Social responsibility concerns everyone and therefore the curriculum at the Católica | Lisbon School of Law comprises courses which seek to heighten students’ awareness of economically deprived situations or issues with a potential short- or long-term impact on the quality of people’s lives.
- Law and Volunteer Work
Such is the case of Law and Volunteer Work, a 2nd term optional course where interactive classes provide the students with a deep understanding of social sector and volunteer work law, both of which are pivotal for undertaking volunteer projects. Later, during field work, the students develop intervention skills and accompany specific social solidarity projects.
- Environmental Law Course
The Environmental Law Course, a 2nd term optional course, aims not only at equipping students with relevant technical knowledge, but also at raising their civic and participatory awareness. More specifically, drawing on the assumption that each one of us can contribute to the promotion of better environmental behaviour, each academic year Environmental Law students are asked to participate in a common project. Some past initiatives included the purchase of a compost centre for the Católica University campus, the planting of a herb garden on campus, and the purchase of filtered water fountains and bicycle parking facilities installed on campus.
- Restorative justice
The subject has arisen in the last decades to address the manifest shortcomings of the criminal system: it offers a new outlook on conflict and its repercussions – crime is essentially viewed as a breach of interpersonal relationships and not so much as the infringement of a legal rule – and points toward legal consequences that, more than mere punishment, strive to hold the agent actively accountable, to repair damages and restore all affected parties. This shift in outlook entails a substantial shift in the approach, proposed resolution procedures or the identification of the intervenients. Because its is easily adapted to the various scenarios, restorative justice has gained ground as a preferential way of handling non-criminal disputes within companies, schools and even families. In this regard, the course’s goal is to endow students with the tools to directly engage with the restorative way of thinking and acting. They are expected to: learn fundamental notions of restorative justice; comprehend and apply the specific methodology thereof; acquire the skills that will enable them to approach conflicts in a restorative way. Given that the restorative method is essentially interdisciplinary and because the course is open to students from all degrees, students are encouraged to work in groups made up of members from different scientific areas.
- Rights of Person with Disabilities

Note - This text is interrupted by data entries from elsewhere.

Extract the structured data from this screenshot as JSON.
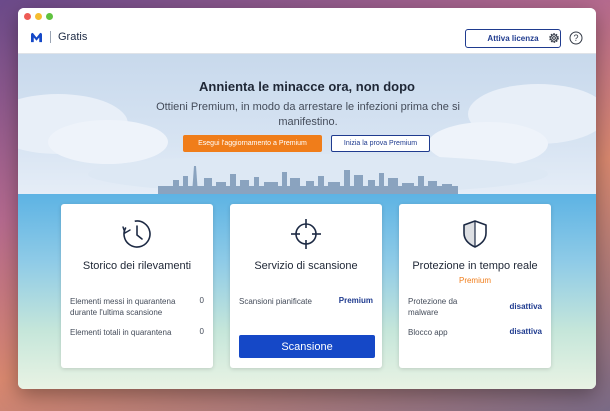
{
  "titlebar": {
    "app_name": "Gratis",
    "license_button": "Attiva licenza",
    "icons": [
      "malwarebytes-logo-icon",
      "gear-icon",
      "help-icon"
    ]
  },
  "hero": {
    "title": "Annienta le minacce ora, non dopo",
    "subtitle": "Ottieni Premium, in modo da arrestare le infezioni prima che si manifestino.",
    "upgrade_button": "Esegui l'aggiornamento a Premium",
    "trial_button": "Inizia la prova Premium"
  },
  "cards": {
    "history": {
      "title": "Storico dei rilevamenti",
      "rows": [
        {
          "label": "Elementi messi in quarantena durante l'ultima scansione",
          "value": "0"
        },
        {
          "label": "Elementi totali in quarantena",
          "value": "0"
        }
      ]
    },
    "scan": {
      "title": "Servizio di scansione",
      "rows": [
        {
          "label": "Scansioni pianificate",
          "value": "Premium"
        }
      ],
      "button": "Scansione"
    },
    "realtime": {
      "title": "Protezione in tempo reale",
      "subtitle": "Premium",
      "rows": [
        {
          "label": "Protezione da malware",
          "value": "disattiva"
        },
        {
          "label": "Blocco app",
          "value": "disattiva"
        }
      ]
    }
  },
  "colors": {
    "accent_orange": "#f07d1a",
    "primary_blue": "#1548c7",
    "link_blue": "#1f3b8f"
  }
}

The objective of this discipline is to consolidate knowledge about the fundamental rights of people with disabilities, in a multi-level protection of human rights. This will include the United Nations Convention on the Rights of Persons with Disabilities (CRPD) and the Constitution of the Portuguese Republic. Some of the topics to be addressed in class will be: (i) understanding the purpose of the Convention and the normative impact of the rights of persons with disabilities; (ii) discuss whether the prospect of fundamental rights should be adapted and specified; (iii) incorporation of the Convention into Portuguese legal order; (iv) systematization of the jusfundamental catalog of persons with disabilities, with special emphasis on the rights to accessibility, equality and non-discrimination and the Portuguese Sign Language; (v) understanding of the protection of the rights of persons with disabilities.
GApA – Student Support Office
Social Service is also taken into account by the School. The Student Support Office (GAPA) helps students in a fragile or deprived situation get socio-economic aid (DGES Scholarships and UCP Social Support), gain access to information about accommodation and to personal development programmes (professional development and volunteer work), as well as obtain individual psycho-educational support.
Occasionally, through the Career Office, students have the opportunity to practice in social welfare associations, which allows them close contact with cases in which social responsibility is critical. Here is a list of some organisations which participate in volunteer projects with the Career Office:
- Acredita Portugal
- APAV – Associação Portuguesa de Apoio à Vítima (Portuguese Association for Victim Support)
- Aldeias de Crianças SOS (Children Villages SOS)
- Amnistia Internacional (Amnesty International)
- Associação de Mulheres contra a Violência (Association of Women against Violence)
- Associação Sorriso Solidário
- Cruz Vermelha Portuguesa (Portuguese Red Cross)
- Para Onde – Member of the Service Civil International (SCI) Network
- Quercus (National Association for Nature Conservation)